Individuals with a dual diagnosis or co-occurring disorder need not necessarily to be treated in a hospital. The nature and severity of the illness, the associated risks or complications, and the person’s treatment history are some of the facts considered in determining the appropriate level of care. There are several different levels or intensities of care including full hospitalization or inpatient treatment, partial hospitalization, and outpatient treatment.
With both rehabilitation for substance abuse and treatment for a psychiatric problem, education, counseling sessions, and support groups for the patient’s family are important aspects of overall care. The greater the family’s understanding of the problems, the higher the chances the patient will have a lasting recovery.
Family and friends can help an individual seeking recovery from substance abuse by not enabling the person. Enabling is acting in ways that essentially help or encourage the person to maintain their habit of drinking or getting high. For instance, a woman whose husband routinely drinks too much might call in sick for him when he is too drunk to go to work. That’s enabling. Likewise, family members or friends might give an addict money which is used to buy drugs, because they’re either sorry for him or afraid of him. That’s enabling also. When family and friends participate in the recovery program, they learn how to stop enabling. If they act on what they’ve learned, the recovering substance abuser is much less likely to relapse into drinking or taking drugs.

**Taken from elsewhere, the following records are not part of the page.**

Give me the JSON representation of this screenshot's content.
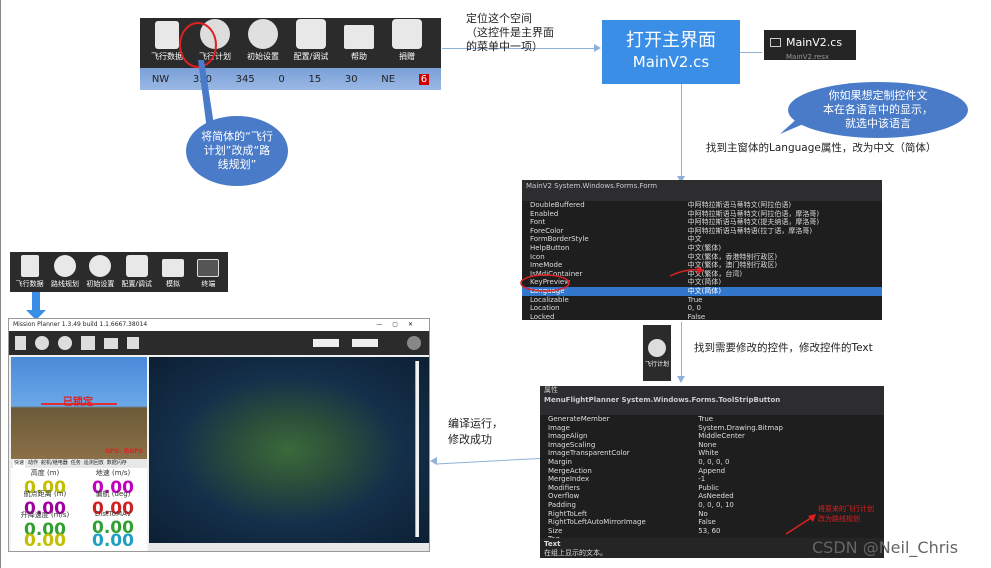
{
  "top_toolbar": {
    "items": [
      "飞行数据",
      "飞行计划",
      "初始设置",
      "配置/调试",
      "帮助",
      "捐赠"
    ],
    "hud_ticks": [
      "NW",
      "330",
      "345",
      "0",
      "15",
      "30",
      "NE",
      "6"
    ]
  },
  "note_locate": "定位这个空间\n（这控件是主界面\n的菜单中一项）",
  "open_main_box": {
    "line1": "打开主界面",
    "line2": "MainV2.cs"
  },
  "solution_file": {
    "name": "MainV2.cs",
    "next": "MainV2.resx"
  },
  "bubble_rename": "将简体的“飞行\n计划”改成“路\n线规划”",
  "bubble_language": "你如果想定制控件文\n本在各语言中的显示，\n就选中该语言",
  "note_language": "找到主窗体的Language属性，改为中文（简体）",
  "props_form": {
    "title": "MainV2 System.Windows.Forms.Form",
    "rows": [
      [
        "DoubleBuffered",
        "中阿特拉斯语马蒂特文(阿拉伯语)"
      ],
      [
        "Enabled",
        "中阿特拉斯语马蒂特文(阿拉伯语，摩洛哥)"
      ],
      [
        "Font",
        "中阿特拉斯语马蒂特文(提夫纳语，摩洛哥)"
      ],
      [
        "ForeColor",
        "中阿特拉斯语马蒂特语(拉丁语，摩洛哥)"
      ],
      [
        "FormBorderStyle",
        "中文"
      ],
      [
        "HelpButton",
        "中文(繁体)"
      ],
      [
        "Icon",
        "中文(繁体，香港特别行政区)"
      ],
      [
        "ImeMode",
        "中文(繁体，澳门特别行政区)"
      ],
      [
        "IsMdiContainer",
        "中文(繁体，台湾)"
      ],
      [
        "KeyPreview",
        "中文(简体)"
      ],
      [
        "Language",
        "中文(简体)"
      ],
      [
        "Localizable",
        "True"
      ],
      [
        "Location",
        "0, 0"
      ],
      [
        "Locked",
        "False"
      ],
      [
        "MainMenuStrip",
        "MainMenu"
      ]
    ]
  },
  "flight_plan_icon_label": "飞行计划",
  "note_modify": "找到需要修改的控件，修改控件的Text",
  "props_button": {
    "section": "属性",
    "title": "MenuFlightPlanner System.Windows.Forms.ToolStripButton",
    "rows": [
      [
        "GenerateMember",
        "True"
      ],
      [
        "Image",
        "System.Drawing.Bitmap"
      ],
      [
        "ImageAlign",
        "MiddleCenter"
      ],
      [
        "ImageScaling",
        "None"
      ],
      [
        "ImageTransparentColor",
        "White"
      ],
      [
        "Margin",
        "0, 0, 0, 0"
      ],
      [
        "MergeAction",
        "Append"
      ],
      [
        "MergeIndex",
        "-1"
      ],
      [
        "Modifiers",
        "Public"
      ],
      [
        "Overflow",
        "AsNeeded"
      ],
      [
        "Padding",
        "0, 0, 0, 10"
      ],
      [
        "RightToLeft",
        "No"
      ],
      [
        "RightToLeftAutoMirrorImage",
        "False"
      ],
      [
        "Size",
        "53, 60"
      ],
      [
        "Tag",
        ""
      ],
      [
        "Text",
        "飞行计划"
      ]
    ],
    "footer_title": "Text",
    "footer_desc": "在组上显示的文本。",
    "annotation": "将原来的飞行计划\n改为路线规划"
  },
  "note_compile": "编译运行，\n修改成功",
  "new_toolbar": {
    "items": [
      "飞行数据",
      "路线规划",
      "初始设置",
      "配置/调试",
      "模拟",
      "终端"
    ]
  },
  "app": {
    "title": "Mission Planner 1.3.49 build 1.1.6667.38014",
    "hud_status": "已锁定",
    "hud_gps": "GPS: 无GPS",
    "tabs": [
      "快速",
      "动作",
      "舵机/继电器",
      "任务",
      "遥测回放",
      "数据闪存"
    ],
    "telemetry": [
      {
        "label": "高度 (m)",
        "value": "0.00",
        "color": "#c0c000"
      },
      {
        "label": "地速 (m/s)",
        "value": "0.00",
        "color": "#c000c0"
      },
      {
        "label": "航点距离 (m)",
        "value": "0.00",
        "color": "#a000a0"
      },
      {
        "label": "偏航 (deg)",
        "value": "0.00",
        "color": "#d02020"
      },
      {
        "label": "升降速度 (m/s)",
        "value": "0.00",
        "color": "#30a030"
      },
      {
        "label": "DistToMAV",
        "value": "0.00",
        "color": "#30a030"
      },
      {
        "label": "",
        "value": "0.00",
        "color": "#c0c000"
      },
      {
        "label": "",
        "value": "0.00",
        "color": "#20a0c0"
      }
    ]
  },
  "watermark": "CSDN @Neil_Chris",
  "colors": {
    "accent": "#3a8ee6",
    "bubble": "#4a7bc8",
    "arrow": "#8fb0d8",
    "annotation_red": "#e02020"
  }
}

When helping a loved one recover from a psychiatric condition family and friends should be calm and understanding, rather than frightened or critical. They should be warm and open, rather than cool or cautious. Although it is fine to ask the person matter-of-factly about the psychiatric treatment, that shouldn’t be the only focus of conversation.
If someone you know appears to have a substance abuse problem or symptoms of a psychiatric disorder encourage the person to acknowledge the problems and seek help for themselves. Suggest a professional evaluation with a licensed physician, preferably at a medical center that’s equipped to treat addiction problems and psychiatric conditions. If the person is reluctant to do the legwork themselves assist them in finding a facility and making the appointment. Offer to go with the person; a little encouragement may be all it takes. If you talk to the physician first, be honest and candid about the troubling behavior. Your input may give the doctor valuable diagnostic clues.
As a relative or friend, you can play an important role in encouraging a person to seek professional diagnosis and treatment. By learning about dual diagnosis, you can help this person find and stick with an effective recovery program. The more you know about dual diagnosis, the more you will see how substance abuse can go hand-in-hand with another psychiatric condition. As with any illness, a person with dual diagnosis or co-occurring disorders can improve once proper care is given. By seeking out information, you can learn to recognize the signs and symptoms of dual diagnosis – and help someone live a healthier or more fulfilling life.
Source: Mental Health America